**The problem**: Repeat each entry below exactly.

(Element data from apps and pages)
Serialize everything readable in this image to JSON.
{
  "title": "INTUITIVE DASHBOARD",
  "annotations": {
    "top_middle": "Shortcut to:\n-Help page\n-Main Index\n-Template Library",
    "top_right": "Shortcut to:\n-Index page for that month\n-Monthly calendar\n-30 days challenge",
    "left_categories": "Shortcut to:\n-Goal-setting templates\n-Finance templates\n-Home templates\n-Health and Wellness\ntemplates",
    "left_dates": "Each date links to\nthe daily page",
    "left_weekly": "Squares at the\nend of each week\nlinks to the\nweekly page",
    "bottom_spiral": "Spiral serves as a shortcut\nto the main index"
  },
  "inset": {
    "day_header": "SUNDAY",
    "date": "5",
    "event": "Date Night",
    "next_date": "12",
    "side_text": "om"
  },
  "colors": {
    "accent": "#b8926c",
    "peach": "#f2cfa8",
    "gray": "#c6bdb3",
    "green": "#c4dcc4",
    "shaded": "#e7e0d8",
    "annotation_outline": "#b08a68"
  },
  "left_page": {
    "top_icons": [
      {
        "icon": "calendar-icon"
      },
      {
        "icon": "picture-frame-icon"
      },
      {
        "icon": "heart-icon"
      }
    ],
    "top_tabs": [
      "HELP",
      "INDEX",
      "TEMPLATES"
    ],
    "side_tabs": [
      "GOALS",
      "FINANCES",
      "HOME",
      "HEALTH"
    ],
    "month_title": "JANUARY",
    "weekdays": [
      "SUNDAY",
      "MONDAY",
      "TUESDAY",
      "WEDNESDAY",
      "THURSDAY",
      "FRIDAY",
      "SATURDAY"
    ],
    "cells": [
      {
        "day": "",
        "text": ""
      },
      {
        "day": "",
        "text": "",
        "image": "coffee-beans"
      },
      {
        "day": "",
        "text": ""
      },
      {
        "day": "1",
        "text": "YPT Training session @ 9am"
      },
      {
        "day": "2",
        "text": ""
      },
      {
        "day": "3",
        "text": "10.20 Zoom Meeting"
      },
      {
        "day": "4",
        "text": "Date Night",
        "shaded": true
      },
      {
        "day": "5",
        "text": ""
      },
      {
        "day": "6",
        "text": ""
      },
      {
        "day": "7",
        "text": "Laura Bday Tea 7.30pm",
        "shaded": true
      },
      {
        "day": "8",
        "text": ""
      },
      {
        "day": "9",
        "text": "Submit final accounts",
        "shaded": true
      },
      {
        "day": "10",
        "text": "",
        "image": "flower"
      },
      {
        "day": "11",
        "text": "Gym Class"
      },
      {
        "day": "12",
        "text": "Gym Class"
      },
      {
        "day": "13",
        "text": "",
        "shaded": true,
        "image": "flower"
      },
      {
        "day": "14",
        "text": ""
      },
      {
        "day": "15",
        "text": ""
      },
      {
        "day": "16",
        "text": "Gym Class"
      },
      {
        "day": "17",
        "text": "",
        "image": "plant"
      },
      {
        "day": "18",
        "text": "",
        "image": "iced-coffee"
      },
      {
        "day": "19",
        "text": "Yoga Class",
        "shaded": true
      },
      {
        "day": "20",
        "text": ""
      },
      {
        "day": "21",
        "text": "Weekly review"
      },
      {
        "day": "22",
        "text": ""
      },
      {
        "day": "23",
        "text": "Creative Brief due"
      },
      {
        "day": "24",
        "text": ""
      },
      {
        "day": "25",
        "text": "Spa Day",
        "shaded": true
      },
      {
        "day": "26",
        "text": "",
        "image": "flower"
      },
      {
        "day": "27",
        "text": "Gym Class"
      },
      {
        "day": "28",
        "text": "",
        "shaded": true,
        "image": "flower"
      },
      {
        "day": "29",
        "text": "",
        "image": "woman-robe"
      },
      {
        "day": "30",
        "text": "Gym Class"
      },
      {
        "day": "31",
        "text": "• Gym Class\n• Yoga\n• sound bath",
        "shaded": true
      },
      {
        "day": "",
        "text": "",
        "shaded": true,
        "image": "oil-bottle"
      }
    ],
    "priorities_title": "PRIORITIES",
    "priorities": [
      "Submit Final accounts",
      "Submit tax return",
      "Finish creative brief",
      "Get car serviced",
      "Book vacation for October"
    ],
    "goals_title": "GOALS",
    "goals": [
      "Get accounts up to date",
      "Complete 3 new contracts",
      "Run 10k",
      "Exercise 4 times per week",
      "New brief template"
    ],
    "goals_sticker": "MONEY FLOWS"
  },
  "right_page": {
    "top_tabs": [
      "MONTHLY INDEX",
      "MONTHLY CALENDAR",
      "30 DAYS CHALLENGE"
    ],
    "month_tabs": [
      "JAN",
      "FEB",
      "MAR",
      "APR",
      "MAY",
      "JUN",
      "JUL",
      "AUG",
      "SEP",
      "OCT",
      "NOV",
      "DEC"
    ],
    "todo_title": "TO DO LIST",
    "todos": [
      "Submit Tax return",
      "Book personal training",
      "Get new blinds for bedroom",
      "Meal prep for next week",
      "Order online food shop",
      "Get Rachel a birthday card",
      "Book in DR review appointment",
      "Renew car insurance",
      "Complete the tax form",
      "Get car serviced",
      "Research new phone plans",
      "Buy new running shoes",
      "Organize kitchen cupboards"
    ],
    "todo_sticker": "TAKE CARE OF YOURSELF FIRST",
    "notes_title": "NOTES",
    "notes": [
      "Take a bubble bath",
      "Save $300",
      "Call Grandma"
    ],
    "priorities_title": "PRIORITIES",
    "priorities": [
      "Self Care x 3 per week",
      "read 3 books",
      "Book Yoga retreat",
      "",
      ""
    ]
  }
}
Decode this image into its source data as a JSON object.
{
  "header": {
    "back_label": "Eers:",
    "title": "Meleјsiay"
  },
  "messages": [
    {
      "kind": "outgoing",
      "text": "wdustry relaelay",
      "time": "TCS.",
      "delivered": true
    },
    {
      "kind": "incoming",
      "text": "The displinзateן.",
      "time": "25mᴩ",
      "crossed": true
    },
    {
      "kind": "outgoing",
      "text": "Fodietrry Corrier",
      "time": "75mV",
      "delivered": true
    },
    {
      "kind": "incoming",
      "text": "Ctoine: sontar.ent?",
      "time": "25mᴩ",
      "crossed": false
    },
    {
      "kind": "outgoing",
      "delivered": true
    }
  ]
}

**Written response**:
Serialize everything readable in this image to JSON.
{
  "title": "INTUITIVE DASHBOARD",
  "annotations": {
    "top_middle": "Shortcut to:\n-Help page\n-Main Index\n-Template Library",
    "top_right": "Shortcut to:\n-Index page for that month\n-Monthly calendar\n-30 days challenge",
    "left_categories": "Shortcut to:\n-Goal-setting templates\n-Finance templates\n-Home templates\n-Health and Wellness\ntemplates",
    "left_dates": "Each date links to\nthe daily page",
    "left_weekly": "Squares at the\nend of each week\nlinks to the\nweekly page",
    "bottom_spiral": "Spiral serves as a shortcut\nto the main index"
  },
  "inset": {
    "day_header": "SUNDAY",
    "date": "5",
    "event": "Date Night",
    "next_date": "12",
    "side_text": "om"
  },
  "colors": {
    "accent": "#b8926c",
    "peach": "#f2cfa8",
    "gray": "#c6bdb3",
    "green": "#c4dcc4",
    "shaded": "#e7e0d8",
    "annotation_outline": "#b08a68"
  },
  "left_page": {
    "top_icons": [
      {
        "icon": "calendar-icon"
      },
      {
        "icon": "picture-frame-icon"
      },
      {
        "icon": "heart-icon"
      }
    ],
    "top_tabs": [
      "HELP",
      "INDEX",
      "TEMPLATES"
    ],
    "side_tabs": [
      "GOALS",
      "FINANCES",
      "HOME",
      "HEALTH"
    ],
    "month_title": "JANUARY",
    "weekdays": [
      "SUNDAY",
      "MONDAY",
      "TUESDAY",
      "WEDNESDAY",
      "THURSDAY",
      "FRIDAY",
      "SATURDAY"
    ],
    "cells": [
      {
        "day": "",
        "text": ""
      },
      {
        "day": "",
        "text": "",
        "image": "coffee-beans"
      },
      {
        "day": "",
        "text": ""
      },
      {
        "day": "1",
        "text": "YPT Training session @ 9am"
      },
      {
        "day": "2",
        "text": ""
      },
      {
        "day": "3",
        "text": "10.20 Zoom Meeting"
      },
      {
        "day": "4",
        "text": "Date Night",
        "shaded": true
      },
      {
        "day": "5",
        "text": ""
      },
      {
        "day": "6",
        "text": ""
      },
      {
        "day": "7",
        "text": "Laura Bday Tea 7.30pm",
        "shaded": true
      },
      {
        "day": "8",
        "text": ""
      },
      {
        "day": "9",
        "text": "Submit final accounts",
        "shaded": true
      },
      {
        "day": "10",
        "text": "",
        "image": "flower"
      },
      {
        "day": "11",
        "text": "Gym Class"
      },
      {
        "day": "12",
        "text": "Gym Class"
      },
      {
        "day": "13",
        "text": "",
        "shaded": true,
        "image": "flower"
      },
      {
        "day": "14",
        "text": ""
      },
      {
        "day": "15",
        "text": ""
      },
      {
        "day": "16",
        "text": "Gym Class"
      },
      {
        "day": "17",
        "text": "",
        "image": "plant"
      },
      {
        "day": "18",
        "text": "",
        "image": "iced-coffee"
      },
      {
        "day": "19",
        "text": "Yoga Class",
        "shaded": true
      },
      {
        "day": "20",
        "text": ""
      },
      {
        "day": "21",
        "text": "Weekly review"
      },
      {
        "day": "22",
        "text": ""
      },
      {
        "day": "23",
        "text": "Creative Brief due"
      },
      {
        "day": "24",
        "text": ""
      },
      {
        "day": "25",
        "text": "Spa Day",
        "shaded": true
      },
      {
        "day": "26",
        "text": "",
        "image": "flower"
      },
      {
        "day": "27",
        "text": "Gym Class"
      },
      {
        "day": "28",
        "text": "",
        "shaded": true,
        "image": "flower"
      },
      {
        "day": "29",
        "text": "",
        "image": "woman-robe"
      },
      {
        "day": "30",
        "text": "Gym Class"
      },
      {
        "day": "31",
        "text": "• Gym Class\n• Yoga\n• sound bath",
        "shaded": true
      },
      {
        "day": "",
        "text": "",
        "shaded": true,
        "image": "oil-bottle"
      }
    ],
    "priorities_title": "PRIORITIES",
    "priorities": [
      "Submit Final accounts",
      "Submit tax return",
      "Finish creative brief",
      "Get car serviced",
      "Book vacation for October"
    ],
    "goals_title": "GOALS",
    "goals": [
      "Get accounts up to date",
      "Complete 3 new contracts",
      "Run 10k",
      "Exercise 4 times per week",
      "New brief template"
    ],
    "goals_sticker": "MONEY FLOWS"
  },
  "right_page": {
    "top_tabs": [
      "MONTHLY INDEX",
      "MONTHLY CALENDAR",
      "30 DAYS CHALLENGE"
    ],
    "month_tabs": [
      "JAN",
      "FEB",
      "MAR",
      "APR",
      "MAY",
      "JUN",
      "JUL",
      "AUG",
      "SEP",
      "OCT",
      "NOV",
      "DEC"
    ],
    "todo_title": "TO DO LIST",
    "todos": [
      "Submit Tax return",
      "Book personal training",
      "Get new blinds for bedroom",
      "Meal prep for next week",
      "Order online food shop",
      "Get Rachel a birthday card",
      "Book in DR review appointment",
      "Renew car insurance",
      "Complete the tax form",
      "Get car serviced",
      "Research new phone plans",
      "Buy new running shoes",
      "Organize kitchen cupboards"
    ],
    "todo_sticker": "TAKE CARE OF YOURSELF FIRST",
    "notes_title": "NOTES",
    "notes": [
      "Take a bubble bath",
      "Save $300",
      "Call Grandma"
    ],
    "priorities_title": "PRIORITIES",
    "priorities": [
      "Self Care x 3 per week",
      "read 3 books",
      "Book Yoga retreat",
      "",
      ""
    ]
  }
}
Decode this image into its source data as a JSON object.
{
  "header": {
    "back_label": "Eers:",
    "title": "Meleјsiay"
  },
  "messages": [
    {
      "kind": "outgoing",
      "text": "wdustry relaelay",
      "time": "TCS.",
      "delivered": true
    },
    {
      "kind": "incoming",
      "text": "The displinзateן.",
      "time": "25mᴩ",
      "crossed": true
    },
    {
      "kind": "outgoing",
      "text": "Fodietrry Corrier",
      "time": "75mV",
      "delivered": true
    },
    {
      "kind": "incoming",
      "text": "Ctoine: sontar.ent?",
      "time": "25mᴩ",
      "crossed": false
    },
    {
      "kind": "outgoing",
      "delivered": true
    }
  ]
}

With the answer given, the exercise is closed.